Faculty & Staff
Jean Rhodes, PhD
Frank L. Boyden Professor of Psychology, College of Liberal Arts
Areas of Expertise
mentoring relationships, risk and protective factors in adolescent development, emerging adulthood, preventive interventions
PhD, DePaul University
Professional Publications & Contributions
- Schwartz, S., Kanchewa, S., Spencer, R. Parnes, M. & Rhodes (in press). I’m having a little struggle with this, can you help me out?”: Examining impacts and processes of a social capital intervention for first-generation college students. American Journal of Community Psychology.
- Kupersmidt, J., Stump, K., Stelter, R., & Rhodes, J. (2017). Predictors of premature match closure in youth mentoring relationships.
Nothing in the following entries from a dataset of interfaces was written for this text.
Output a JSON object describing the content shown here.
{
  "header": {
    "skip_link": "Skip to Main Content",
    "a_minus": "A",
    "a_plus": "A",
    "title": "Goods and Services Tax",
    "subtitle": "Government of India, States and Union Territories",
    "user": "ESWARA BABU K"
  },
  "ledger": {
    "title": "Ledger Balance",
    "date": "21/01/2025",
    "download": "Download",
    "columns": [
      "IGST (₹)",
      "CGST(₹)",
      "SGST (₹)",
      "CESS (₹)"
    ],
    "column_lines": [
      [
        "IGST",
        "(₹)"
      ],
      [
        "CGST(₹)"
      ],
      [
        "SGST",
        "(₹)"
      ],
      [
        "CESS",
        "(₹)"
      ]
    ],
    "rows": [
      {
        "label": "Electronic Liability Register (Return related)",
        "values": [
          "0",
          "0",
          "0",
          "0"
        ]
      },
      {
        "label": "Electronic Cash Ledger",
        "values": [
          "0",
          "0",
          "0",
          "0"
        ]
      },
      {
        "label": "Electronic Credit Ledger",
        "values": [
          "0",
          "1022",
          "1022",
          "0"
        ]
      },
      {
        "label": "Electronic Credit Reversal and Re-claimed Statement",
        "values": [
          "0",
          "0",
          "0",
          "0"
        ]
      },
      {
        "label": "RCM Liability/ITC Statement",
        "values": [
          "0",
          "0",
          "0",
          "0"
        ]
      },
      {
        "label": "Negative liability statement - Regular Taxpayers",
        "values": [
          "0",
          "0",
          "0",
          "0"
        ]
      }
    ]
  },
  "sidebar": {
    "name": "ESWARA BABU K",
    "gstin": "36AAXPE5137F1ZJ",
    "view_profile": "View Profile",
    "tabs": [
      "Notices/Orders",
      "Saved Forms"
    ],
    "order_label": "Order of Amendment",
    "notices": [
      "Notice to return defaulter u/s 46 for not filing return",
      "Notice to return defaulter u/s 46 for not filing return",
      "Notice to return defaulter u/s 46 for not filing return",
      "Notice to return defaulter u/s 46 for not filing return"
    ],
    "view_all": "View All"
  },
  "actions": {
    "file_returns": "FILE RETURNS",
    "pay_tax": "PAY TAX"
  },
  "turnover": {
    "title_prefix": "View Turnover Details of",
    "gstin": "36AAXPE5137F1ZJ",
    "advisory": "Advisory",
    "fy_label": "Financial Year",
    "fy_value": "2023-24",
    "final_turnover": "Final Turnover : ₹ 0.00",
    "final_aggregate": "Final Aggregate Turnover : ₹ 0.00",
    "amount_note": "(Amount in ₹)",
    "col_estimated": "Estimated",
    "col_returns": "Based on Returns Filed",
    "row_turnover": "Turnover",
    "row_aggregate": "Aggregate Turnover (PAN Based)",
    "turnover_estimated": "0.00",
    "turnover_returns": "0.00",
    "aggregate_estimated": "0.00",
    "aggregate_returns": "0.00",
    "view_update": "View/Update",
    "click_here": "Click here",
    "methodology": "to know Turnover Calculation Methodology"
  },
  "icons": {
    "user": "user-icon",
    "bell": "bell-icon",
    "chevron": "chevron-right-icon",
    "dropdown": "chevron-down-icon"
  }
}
American Journal of Community Psychology, 59, 25-35.
- Raposa, E.B., Dietz, N., & Rhodes, J.E. (2017). Trends in Volunteer Mentoring in the United States: Analysis of a Decade of Census Survey Data. American Journal of Community Psychology, 1, 1-12.
- Arcaya, M., Lowe, S., Asad, A.L, Subramanian, S.V., Waters, M.C., & Rhodes, J. (2017). Association of Post-Traumatic Stress Disorder Symptoms with Migraine and Headache after a Natural Disaster. Health Psychology. Advance online publication.
- Kanchewa, S. Yoviene, L. A. , Schwartz, S. E. O.,Herrera, C. & Rhodes, J.E. (2016). Relational experiences in school-based mentoring: The mediating role of rejection sensitivity. Youth & Society, 1-22.
- Raposa, E. & Rhodes, J. (2016). The Impact of Youth Risk on Mentoring. Relationship Quality: Do Mentor Characteristics Matter? American Journal of Community Psychology, Vol 57(3-4), Jun, 2016 pp. 320-329.
- Schwartz, S. & Rhodes, J. (2016). From treatment to empowerment: New approaches to youth mentoring. American Journal of Community Psychology, Vol 58(1-2), Sep, 2016 pp. 150-157.
- Chan, C. S., Lowe, S. R., Weber, E., & Rhodes, J. E. (2015).The contribution of pre- and postdisaster social support to short- and long-term mental health after Hurricanes Katrina: A longitudinal study of low-income survivors. Social Science & Medicine, 138, 38-43.
- Schwartz, S., Rhodes, J., & Herrera, C. (2011). The impact of school-based mentoring on youth with different relational profiles. Developmental Psychology, 47, 450-462.
- Lowe, S. R., Chan, C. , & Rhodes, J. E. (2010). Pre-Hurricane social support protects against psychological distress: An analysis of young, low-income, predominantly African-American mothers. Journal of Consulting and Clinical Psychology. 78, 551-560.
- Rhodes, J., Chan, C., Paxson, C., Rouse, C. E., Waters, M. & Fussell, E. (2010). The impact of Hurricane Katrina on the mental and physical health of low-income parents in New Orleans. American Journal of Orthopsychiatry, 80, 237-247.
- Rhodes, J., Liang, B., & Spencer, R. (2009). First do no harm: Ethical principles for youth mentoring relationships. Professional Psychology: Research and Practice, 40, 452-458.
- Rhodes, J. E. (2002). Stand by me: Risks and rewards in youth mentoring. Cambridge, MA: Harvard University Press.
Dr. Rhodes is the Frank L. Boyden Professor of Psychology and the Director of the Center for Evidence-Based Mentoring at the University of Massachusetts Boston. She has devoted her career to understanding and advancing the role of intergenerational relationships in the intellectual, social, educational, and career development of youth. She has published three books, four edited volumes, and over 100 chapters and peer-reviewed articles on topics related to positive youth development, the transition to adulthood, and mentoring. Dr. Rhodes is a Fellow in the American Psychological Association and the Society for Research and Community Action, and was a Distinguished Fellow of the William T. Grant Foundation. She has been awarded many campus-wide teaching awards for her advances in pedagogy and scholarship, including the Vice Chancellor’s Teaching Scholar Award, the Student Government Outstanding Teacher Award, and the Chancellor’s Outstanding Scholar award at UMB.
Jean Rhodes' research is focused on two main areas: adolescents' mentoring relationships and young adults' responses to trauma and natural disaster. Rhodes and her students are currently involved in a range of research projects that address the role of both formal and informal mentors in vulnerable groups including children of prisoners, community college students, high school dropouts, and low-income children in after-school settings. Rhodes and students are also examining the life course of low-income parents who were exposed to Hurricane Katrina. Drawing from a unique panel dataset that follows individuals from more than a year before the hurricane to several years afterwards, they are documenting changes in the physical and mental health of study participants.